[WORK INSTRUCTIONS] The job is to output each record again, character for character.

[PROVIDED DATA]
Segment Open

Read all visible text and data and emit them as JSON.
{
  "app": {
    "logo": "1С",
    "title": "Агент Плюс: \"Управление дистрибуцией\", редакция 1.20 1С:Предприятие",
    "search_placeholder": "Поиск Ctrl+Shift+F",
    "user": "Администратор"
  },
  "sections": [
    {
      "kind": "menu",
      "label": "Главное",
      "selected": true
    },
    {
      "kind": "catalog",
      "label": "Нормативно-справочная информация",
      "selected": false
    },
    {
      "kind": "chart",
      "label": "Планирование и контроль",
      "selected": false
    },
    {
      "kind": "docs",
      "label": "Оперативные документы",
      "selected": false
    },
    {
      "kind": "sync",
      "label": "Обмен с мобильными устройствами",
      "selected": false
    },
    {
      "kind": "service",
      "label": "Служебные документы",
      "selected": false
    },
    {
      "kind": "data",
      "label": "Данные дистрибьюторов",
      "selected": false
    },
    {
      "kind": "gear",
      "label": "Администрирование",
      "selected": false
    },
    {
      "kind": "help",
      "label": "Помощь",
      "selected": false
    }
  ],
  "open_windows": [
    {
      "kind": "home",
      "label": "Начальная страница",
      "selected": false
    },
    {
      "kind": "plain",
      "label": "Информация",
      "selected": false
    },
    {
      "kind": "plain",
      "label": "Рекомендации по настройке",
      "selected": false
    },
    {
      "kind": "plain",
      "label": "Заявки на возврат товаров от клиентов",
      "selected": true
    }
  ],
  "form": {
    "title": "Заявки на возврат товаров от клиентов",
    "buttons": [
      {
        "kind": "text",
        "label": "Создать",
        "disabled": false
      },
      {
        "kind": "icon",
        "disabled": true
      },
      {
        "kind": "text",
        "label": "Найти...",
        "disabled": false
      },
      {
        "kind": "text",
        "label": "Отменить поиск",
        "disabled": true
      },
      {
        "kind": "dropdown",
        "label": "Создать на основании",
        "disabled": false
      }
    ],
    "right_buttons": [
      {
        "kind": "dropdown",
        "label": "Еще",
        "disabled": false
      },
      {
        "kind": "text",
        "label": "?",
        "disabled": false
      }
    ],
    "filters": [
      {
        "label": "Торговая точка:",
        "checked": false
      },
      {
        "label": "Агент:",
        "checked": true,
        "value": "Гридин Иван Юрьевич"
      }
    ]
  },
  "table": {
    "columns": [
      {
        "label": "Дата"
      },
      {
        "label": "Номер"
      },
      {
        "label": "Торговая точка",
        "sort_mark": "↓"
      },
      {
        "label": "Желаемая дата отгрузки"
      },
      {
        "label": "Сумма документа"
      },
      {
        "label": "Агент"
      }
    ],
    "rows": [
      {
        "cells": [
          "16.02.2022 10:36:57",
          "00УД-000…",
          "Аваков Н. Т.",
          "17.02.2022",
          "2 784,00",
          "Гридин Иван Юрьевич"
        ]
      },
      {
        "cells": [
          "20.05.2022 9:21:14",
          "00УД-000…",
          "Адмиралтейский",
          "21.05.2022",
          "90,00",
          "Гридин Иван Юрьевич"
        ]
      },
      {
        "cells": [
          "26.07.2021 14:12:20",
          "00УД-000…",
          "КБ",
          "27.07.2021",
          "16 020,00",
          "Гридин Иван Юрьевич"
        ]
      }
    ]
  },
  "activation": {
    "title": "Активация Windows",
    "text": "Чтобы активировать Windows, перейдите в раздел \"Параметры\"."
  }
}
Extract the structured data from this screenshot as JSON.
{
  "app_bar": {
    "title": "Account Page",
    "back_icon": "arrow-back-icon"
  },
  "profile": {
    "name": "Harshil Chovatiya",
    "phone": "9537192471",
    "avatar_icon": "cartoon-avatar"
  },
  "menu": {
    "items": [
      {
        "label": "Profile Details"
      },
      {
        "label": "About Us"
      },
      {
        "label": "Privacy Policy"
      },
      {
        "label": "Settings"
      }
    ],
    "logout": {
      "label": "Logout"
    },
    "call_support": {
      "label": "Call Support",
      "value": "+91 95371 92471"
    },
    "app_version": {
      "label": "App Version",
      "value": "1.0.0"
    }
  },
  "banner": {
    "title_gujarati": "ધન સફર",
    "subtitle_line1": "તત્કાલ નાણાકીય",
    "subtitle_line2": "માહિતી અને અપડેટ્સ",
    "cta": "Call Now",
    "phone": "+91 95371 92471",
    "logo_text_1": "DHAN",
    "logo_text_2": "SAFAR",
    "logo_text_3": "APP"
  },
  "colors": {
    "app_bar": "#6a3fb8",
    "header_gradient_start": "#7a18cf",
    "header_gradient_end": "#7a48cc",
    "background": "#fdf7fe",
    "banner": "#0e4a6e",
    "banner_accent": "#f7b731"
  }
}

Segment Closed

[EXPECTED ANSWER]
Read all visible text and data and emit them as JSON.
{
  "app": {
    "logo": "1С",
    "title": "Агент Плюс: \"Управление дистрибуцией\", редакция 1.20 1С:Предприятие",
    "search_placeholder": "Поиск Ctrl+Shift+F",
    "user": "Администратор"
  },
  "sections": [
    {
      "kind": "menu",
      "label": "Главное",
      "selected": true
    },
    {
      "kind": "catalog",
      "label": "Нормативно-справочная информация",
      "selected": false
    },
    {
      "kind": "chart",
      "label": "Планирование и контроль",
      "selected": false
    },
    {
      "kind": "docs",
      "label": "Оперативные документы",
      "selected": false
    },
    {
      "kind": "sync",
      "label": "Обмен с мобильными устройствами",
      "selected": false
    },
    {
      "kind": "service",
      "label": "Служебные документы",
      "selected": false
    },
    {
      "kind": "data",
      "label": "Данные дистрибьюторов",
      "selected": false
    },
    {
      "kind": "gear",
      "label": "Администрирование",
      "selected": false
    },
    {
      "kind": "help",
      "label": "Помощь",
      "selected": false
    }
  ],
  "open_windows": [
    {
      "kind": "home",
      "label": "Начальная страница",
      "selected": false
    },
    {
      "kind": "plain",
      "label": "Информация",
      "selected": false
    },
    {
      "kind": "plain",
      "label": "Рекомендации по настройке",
      "selected": false
    },
    {
      "kind": "plain",
      "label": "Заявки на возврат товаров от клиентов",
      "selected": true
    }
  ],
  "form": {
    "title": "Заявки на возврат товаров от клиентов",
    "buttons": [
      {
        "kind": "text",
        "label": "Создать",
        "disabled": false
      },
      {
        "kind": "icon",
        "disabled": true
      },
      {
        "kind": "text",
        "label": "Найти...",
        "disabled": false
      },
      {
        "kind": "text",
        "label": "Отменить поиск",
        "disabled": true
      },
      {
        "kind": "dropdown",
        "label": "Создать на основании",
        "disabled": false
      }
    ],
    "right_buttons": [
      {
        "kind": "dropdown",
        "label": "Еще",
        "disabled": false
      },
      {
        "kind": "text",
        "label": "?",
        "disabled": false
      }
    ],
    "filters": [
      {
        "label": "Торговая точка:",
        "checked": false
      },
      {
        "label": "Агент:",
        "checked": true,
        "value": "Гридин Иван Юрьевич"
      }
    ]
  },
  "table": {
    "columns": [
      {
        "label": "Дата"
      },
      {
        "label": "Номер"
      },
      {
        "label": "Торговая точка",
        "sort_mark": "↓"
      },
      {
        "label": "Желаемая дата отгрузки"
      },
      {
        "label": "Сумма документа"
      },
      {
        "label": "Агент"
      }
    ],
    "rows": [
      {
        "cells": [
          "16.02.2022 10:36:57",
          "00УД-000…",
          "Аваков Н. Т.",
          "17.02.2022",
          "2 784,00",
          "Гридин Иван Юрьевич"
        ]
      },
      {
        "cells": [
          "20.05.2022 9:21:14",
          "00УД-000…",
          "Адмиралтейский",
          "21.05.2022",
          "90,00",
          "Гридин Иван Юрьевич"
        ]
      },
      {
        "cells": [
          "26.07.2021 14:12:20",
          "00УД-000…",
          "КБ",
          "27.07.2021",
          "16 020,00",
          "Гридин Иван Юрьевич"
        ]
      }
    ]
  },
  "activation": {
    "title": "Активация Windows",
    "text": "Чтобы активировать Windows, перейдите в раздел \"Параметры\"."
  }
}
Extract the structured data from this screenshot as JSON.
{
  "app_bar": {
    "title": "Account Page",
    "back_icon": "arrow-back-icon"
  },
  "profile": {
    "name": "Harshil Chovatiya",
    "phone": "9537192471",
    "avatar_icon": "cartoon-avatar"
  },
  "menu": {
    "items": [
      {
        "label": "Profile Details"
      },
      {
        "label": "About Us"
      },
      {
        "label": "Privacy Policy"
      },
      {
        "label": "Settings"
      }
    ],
    "logout": {
      "label": "Logout"
    },
    "call_support": {
      "label": "Call Support",
      "value": "+91 95371 92471"
    },
    "app_version": {
      "label": "App Version",
      "value": "1.0.0"
    }
  },
  "banner": {
    "title_gujarati": "ધન સફર",
    "subtitle_line1": "તત્કાલ નાણાકીય",
    "subtitle_line2": "માહિતી અને અપડેટ્સ",
    "cta": "Call Now",
    "phone": "+91 95371 92471",
    "logo_text_1": "DHAN",
    "logo_text_2": "SAFAR",
    "logo_text_3": "APP"
  },
  "colors": {
    "app_bar": "#6a3fb8",
    "header_gradient_start": "#7a18cf",
    "header_gradient_end": "#7a48cc",
    "background": "#fdf7fe",
    "banner": "#0e4a6e",
    "banner_accent": "#f7b731"
  }
}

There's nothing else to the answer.